I too was unable to fathom the business benefits of a tool that requires you to be at your desk to be effective, and that required typing to communicate. After all, I can type pretty fast, but my mouth can beat my fingers any day of the week!
Now that I am using IM, I am a convert. When I write down how I use it, even I think it sounds flaky, but all I can say is that it really does help me with my job.
As a small example, last night I was due to attend a teleconference. Somehow I had the wrong number, so I used IM to contact the chair of the meeting, got him to send me the correct number so I was able to join the meeting. Not earth-shattering, but a real benefit to me at 8.30pm in the evening!

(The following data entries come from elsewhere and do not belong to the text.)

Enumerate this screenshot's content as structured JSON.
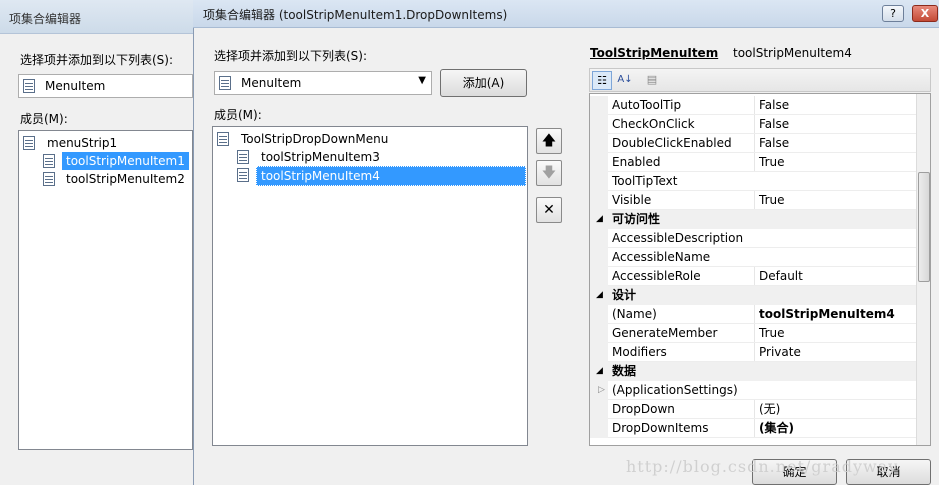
{
  "back_window": {
    "title": "项集合编辑器",
    "select_label": "选择项并添加到以下列表(S):",
    "combo_value": "MenuItem",
    "members_label": "成员(M):",
    "tree": [
      {
        "label": "menuStrip1"
      },
      {
        "label": "toolStripMenuItem1"
      },
      {
        "label": "toolStripMenuItem2"
      }
    ]
  },
  "dialog": {
    "title": "项集合编辑器 (toolStripMenuItem1.DropDownItems)",
    "help_button": "?",
    "close_button": "X",
    "select_label": "选择项并添加到以下列表(S):",
    "combo_value": "MenuItem",
    "add_button": "添加(A)",
    "members_label": "成员(M):",
    "members": [
      {
        "label": "ToolStripDropDownMenu"
      },
      {
        "label": "toolStripMenuItem3"
      },
      {
        "label": "toolStripMenuItem4"
      }
    ],
    "move_up": "🡅",
    "move_down": "🡇",
    "remove": "✕",
    "ok_button": "确定",
    "cancel_button": "取消"
  },
  "property_header": {
    "type_name": "ToolStripMenuItem",
    "object_name": "toolStripMenuItem4"
  },
  "properties": [
    {
      "name": "AutoToolTip",
      "value": "False"
    },
    {
      "name": "CheckOnClick",
      "value": "False"
    },
    {
      "name": "DoubleClickEnabled",
      "value": "False"
    },
    {
      "name": "Enabled",
      "value": "True"
    },
    {
      "name": "ToolTipText",
      "value": ""
    },
    {
      "name": "Visible",
      "value": "True"
    },
    {
      "name": "可访问性",
      "value": ""
    },
    {
      "name": "AccessibleDescription",
      "value": ""
    },
    {
      "name": "AccessibleName",
      "value": ""
    },
    {
      "name": "AccessibleRole",
      "value": "Default"
    },
    {
      "name": "设计",
      "value": ""
    },
    {
      "name": "(Name)",
      "value": "toolStripMenuItem4"
    },
    {
      "name": "GenerateMember",
      "value": "True"
    },
    {
      "name": "Modifiers",
      "value": "Private"
    },
    {
      "name": "数据",
      "value": ""
    },
    {
      "name": "(ApplicationSettings)",
      "value": ""
    },
    {
      "name": "DropDown",
      "value": "(无)"
    },
    {
      "name": "DropDownItems",
      "value": "(集合)"
    }
  ],
  "watermark": "http://blog.csdn.net/gradyway"
}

These sort of experiences make me wonder whether Colin has used IM for an extended time, in a real business environment in a situation where most people have access to it, because it took this kind of situation to convert me."
However, David Marley reckons IM is a right load of boloney:
"I could not agree more with Colin Beveridge. I have been making similar comments to enthusiastic IM users among friends and colleagues for about the past year.
Synchronous systems, such as the telephone or IM, are inherently inefficient because people are never available when you need them. You leave a message and then they call you back when you're not available and so on.
E-mail, however, is successful because it is an asynchronous communications medium. It helps to free people from the constant interruptions that turn most office environments into what Keith Waterhouse described as 'the most effective system for wasting time ever invented'.
The real point is that IM is not an alternative to e-mail, it is an alternative to the telephone. Therefore, if you really want a synchronous medium, why is IM. a better choice than the telephone? The advocates of IM have never been able to provide me with a convincing/any answer to this one apart from the lower cost of communicating across the Internet.
"Once the novelty has worn off, ask any serious business person whether they would prefer to type laboriously at a keyboard or make a quick telephone call, and they'll make the obvious reply."
In Steven Tyler's view, it all boils down to how you select and handle staff:
"Experience has taught us that the problems such as productivity drops due to facilities such as instant messaging and Internet use can be curtailed by simple methods. These include carefully selecting personnel and delivering bonuses or perks to qualifying personnel, while effectively shuttling those who don't qualify to the cellar."
This was first published in January 2003